Who Knew Texas Pete Wasn’t From Texas? | Cape Law Firm
Congress to Investigate Foreign Ownership of U.S. Farmland
Members of the House Agriculture and Oversight Committee recently sent a letter to the Government Accountability Office requesting a study into foreign investment in U.S. farmland, citing national and food security concerns. As reported in the Wall Street Journal, foreign investors hold roughly 3% of privately held U.S. agricultural land, which amounts to about 37.6 million acres. Canadian investors hold the largest share of foreign-owned farmland, with about one third. The letter from Rep. Glenn Thompson (R. Pa.) and Rep. James Comer (R. Ky.) raised concerns about plans by a Chinese company’s plans to build wet corn milling plant near an Air Force base in North Dakota was cited in the letter as a concern for limiting foreign ownership.

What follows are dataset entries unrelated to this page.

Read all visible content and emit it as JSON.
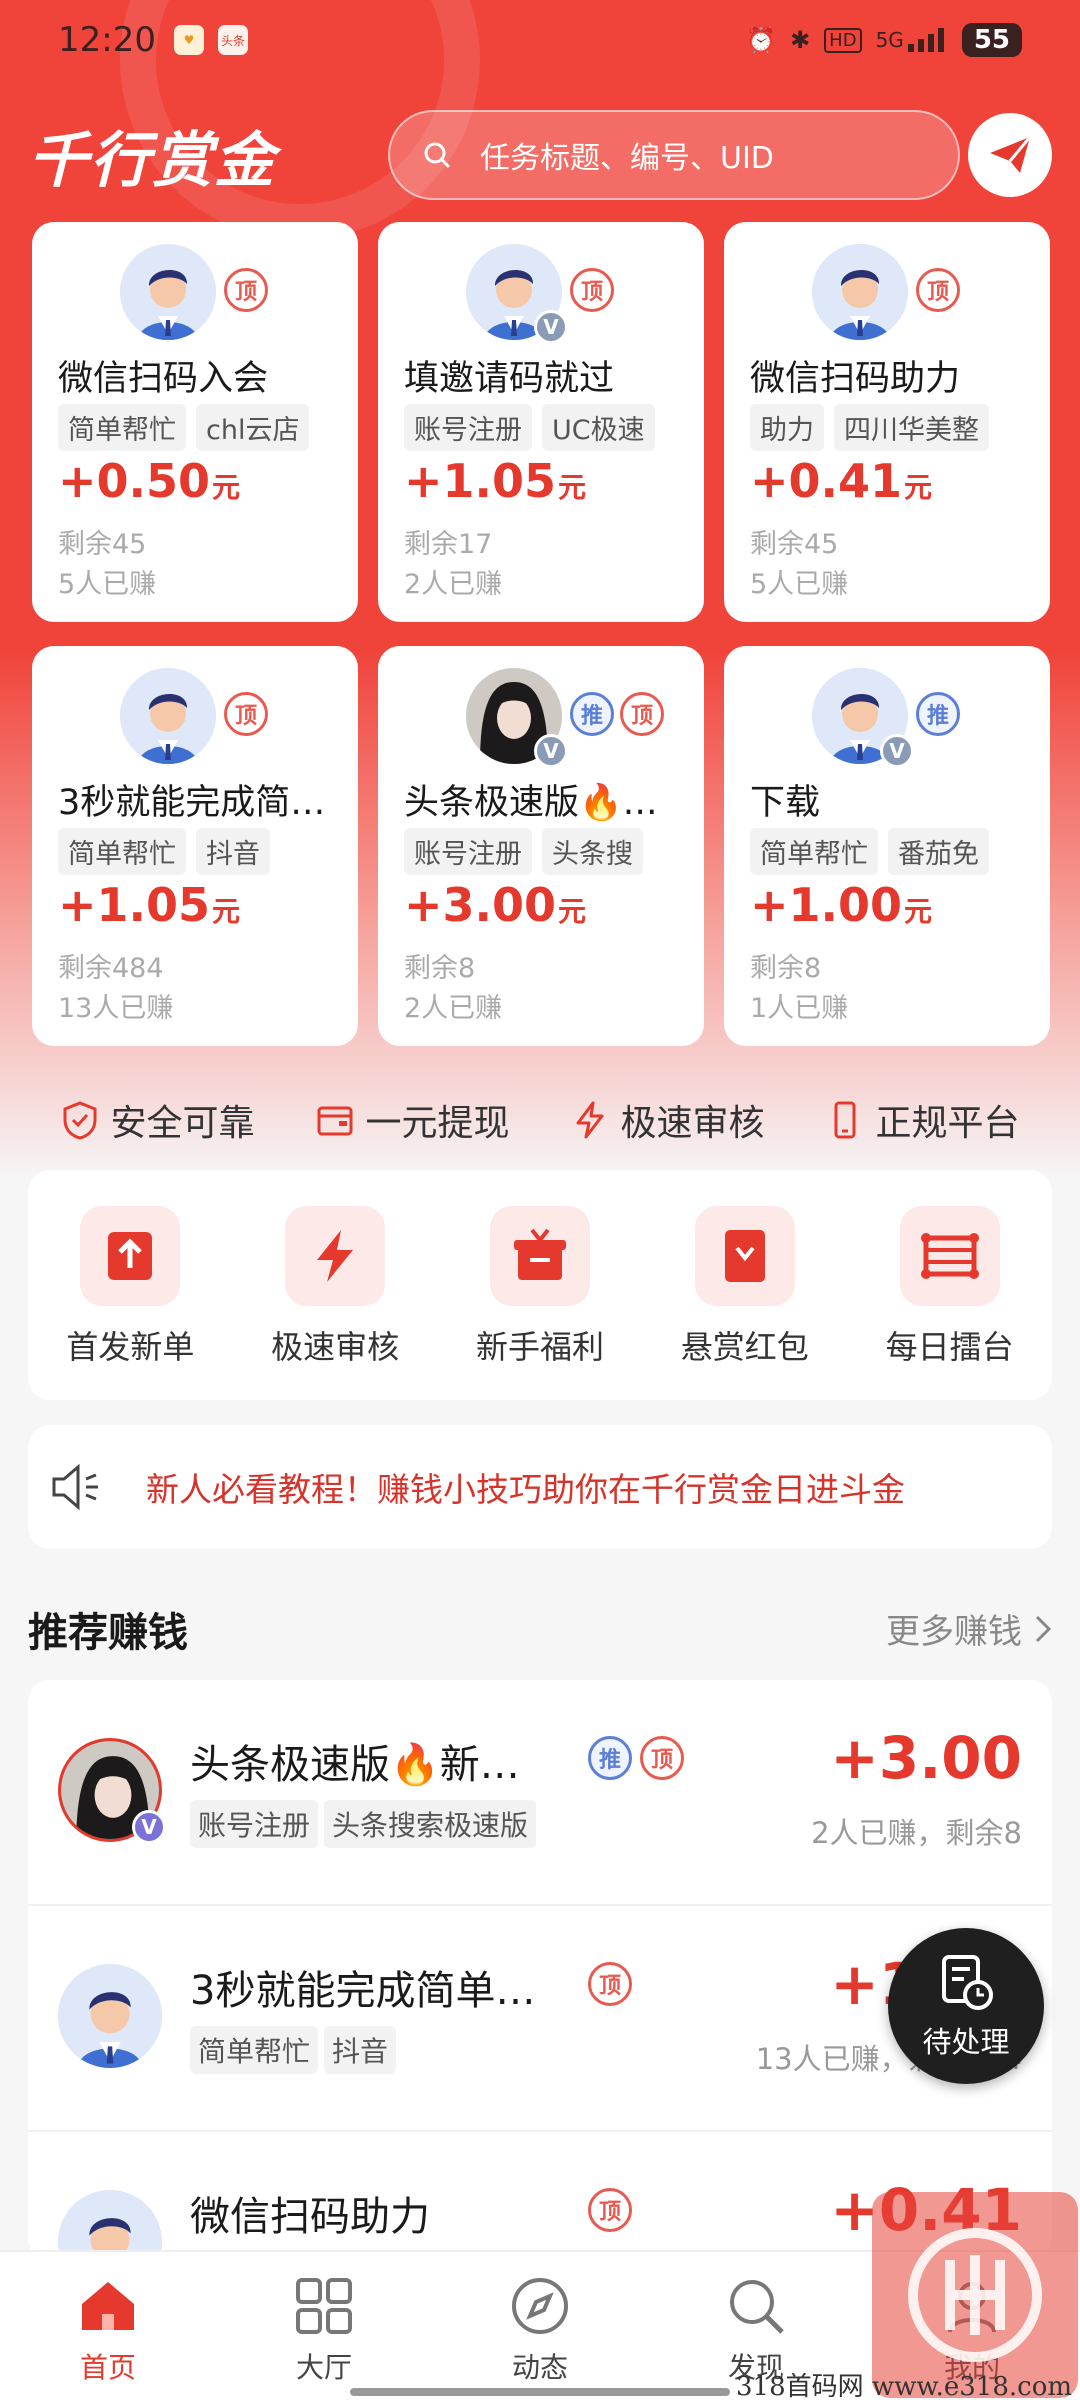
{
  "status_bar": {
    "time": "12:20",
    "network": "5G",
    "hd": "HD",
    "battery": "55",
    "app_badge": "头条"
  },
  "header": {
    "brand": "千行赏金",
    "search_placeholder": "任务标题、编号、UID"
  },
  "task_cards": [
    {
      "title": "微信扫码入会",
      "tags": [
        "简单帮忙",
        "chl云店"
      ],
      "price": "+0.50",
      "unit": "元",
      "remaining": "剩余45",
      "earned": "5人已赚",
      "badges": [
        "顶"
      ],
      "verified": false,
      "avatar": "male-avatar"
    },
    {
      "title": "填邀请码就过",
      "tags": [
        "账号注册",
        "UC极速"
      ],
      "price": "+1.05",
      "unit": "元",
      "remaining": "剩余17",
      "earned": "2人已赚",
      "badges": [
        "顶"
      ],
      "verified": true,
      "avatar": "male-avatar"
    },
    {
      "title": "微信扫码助力",
      "tags": [
        "助力",
        "四川华美整"
      ],
      "price": "+0.41",
      "unit": "元",
      "remaining": "剩余45",
      "earned": "5人已赚",
      "badges": [
        "顶"
      ],
      "verified": false,
      "avatar": "male-avatar"
    },
    {
      "title": "3秒就能完成简…",
      "tags": [
        "简单帮忙",
        "抖音"
      ],
      "price": "+1.05",
      "unit": "元",
      "remaining": "剩余484",
      "earned": "13人已赚",
      "badges": [
        "顶"
      ],
      "verified": false,
      "avatar": "male-avatar"
    },
    {
      "title": "头条极速版🔥…",
      "tags": [
        "账号注册",
        "头条搜"
      ],
      "price": "+3.00",
      "unit": "元",
      "remaining": "剩余8",
      "earned": "2人已赚",
      "badges": [
        "推",
        "顶"
      ],
      "verified": true,
      "avatar": "photo-avatar"
    },
    {
      "title": "下载",
      "tags": [
        "简单帮忙",
        "番茄免"
      ],
      "price": "+1.00",
      "unit": "元",
      "remaining": "剩余8",
      "earned": "1人已赚",
      "badges": [
        "推"
      ],
      "verified": true,
      "avatar": "male-avatar"
    }
  ],
  "guarantees": [
    "安全可靠",
    "一元提现",
    "极速审核",
    "正规平台"
  ],
  "quick_menu": [
    "首发新单",
    "极速审核",
    "新手福利",
    "悬赏红包",
    "每日擂台"
  ],
  "notice": "新人必看教程！赚钱小技巧助你在千行赏金日进斗金",
  "section": {
    "title": "推荐赚钱",
    "more": "更多赚钱"
  },
  "recommend_list": [
    {
      "title": "头条极速版🔥新…",
      "tags": [
        "账号注册",
        "头条搜索极速版"
      ],
      "price": "+3.00",
      "meta": "2人已赚，剩余8",
      "badges": [
        "推",
        "顶"
      ]
    },
    {
      "title": "3秒就能完成简单…",
      "tags": [
        "简单帮忙",
        "抖音"
      ],
      "price": "+1.05",
      "meta": "13人已赚，剩余484",
      "badges": [
        "顶"
      ]
    },
    {
      "title": "微信扫码助力",
      "tags": [],
      "price": "+0.41",
      "meta": "",
      "badges": [
        "顶"
      ]
    }
  ],
  "pending": "待处理",
  "bottom_nav": [
    "首页",
    "大厅",
    "动态",
    "发现",
    "我的"
  ],
  "watermark": "318首码网 www.e318.com",
  "colors": {
    "brand_red": "#f0433a",
    "price_red": "#e5392d",
    "push_blue": "#5b7fd6"
  }
}
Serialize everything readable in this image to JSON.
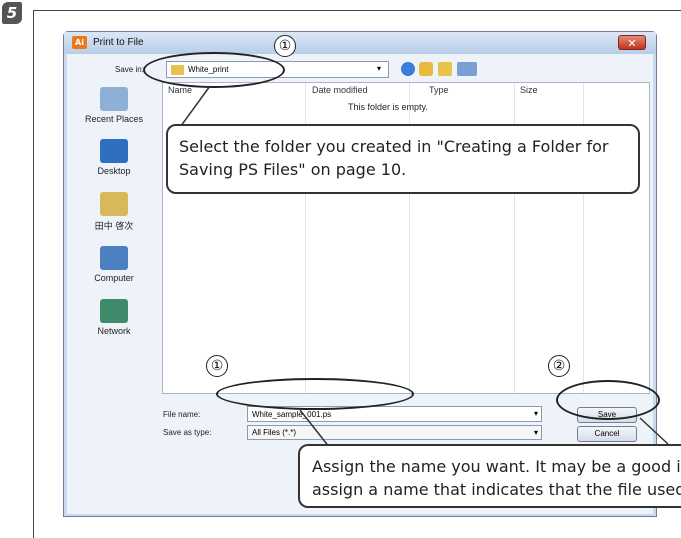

Land ownership laws vary widely by State regarding foreign ownership of farmland. At least 14 States specifically limit or prohibit foreign ownership, while others only require reporting to State agencies.
EPA Rejects Petition to Add Regulations for Treated Seed
Last month the EPA issued its decision to reject a 2017 Petition requesting rules for regulating treated seed. Treated seed falls under FIFRA’s “treated articles” exemption, meaning that the treated seed does not need its own FIFRA registration if the pesticide used for the treatment is already registered for such uses. EPA’s decision will end a current lawsuit brought by environmental groups to require EPA to take action on the 2017 Petition. However, a new lawsuit may be filed to challenge EPA’s rejection of the Petition.
In its rejection, EPA also announced that it intends to seek additional information on whether treated seed is being sold or used in a manner inconsistent with pesticide labeling. The Agency acknowledged that “the seed bag tag labeling is the primary means by which instructions are communicated to downstream distributors, sellers, and users, typically the farmers, of such treated seed.” Thus, EPA intends to further investigate current pesticide labeling for clarity and completeness regarding treated seed and provided two areas of focus:
“EPA intends to ensure that treating pesticide labeling instructions to the user of the treating pesticide include (1) the requirement that seed bag tag labeling accompany the treated seed when distributed and sold; and (2) that such labeling include adequate use, storage, and disposal instructions of the treated seed and that the distribution or sale of the treated seed in a manner inconsistent with those instructions is the distribution or sale of an unregistered pesticide.”
Who Knew Texas Pete Wasn’t From Texas?
A California resident has filed a class-action lawsuit against T.W. Garner Food Co., the maker of Texas Pete brand hot sauce, alleging that he bought the sauce because he thought it was made in Texas, only to later find out that it is made in North Carolina. The branding on the sauce includes a cowboy with a lasso and a white star. The plaintiff claims that he either would not have bought the sauce, or would have paid less than the $3 he bought it for had he known it wasn’t made in Texas. The suit’s claims include deceptive practices and false advertising.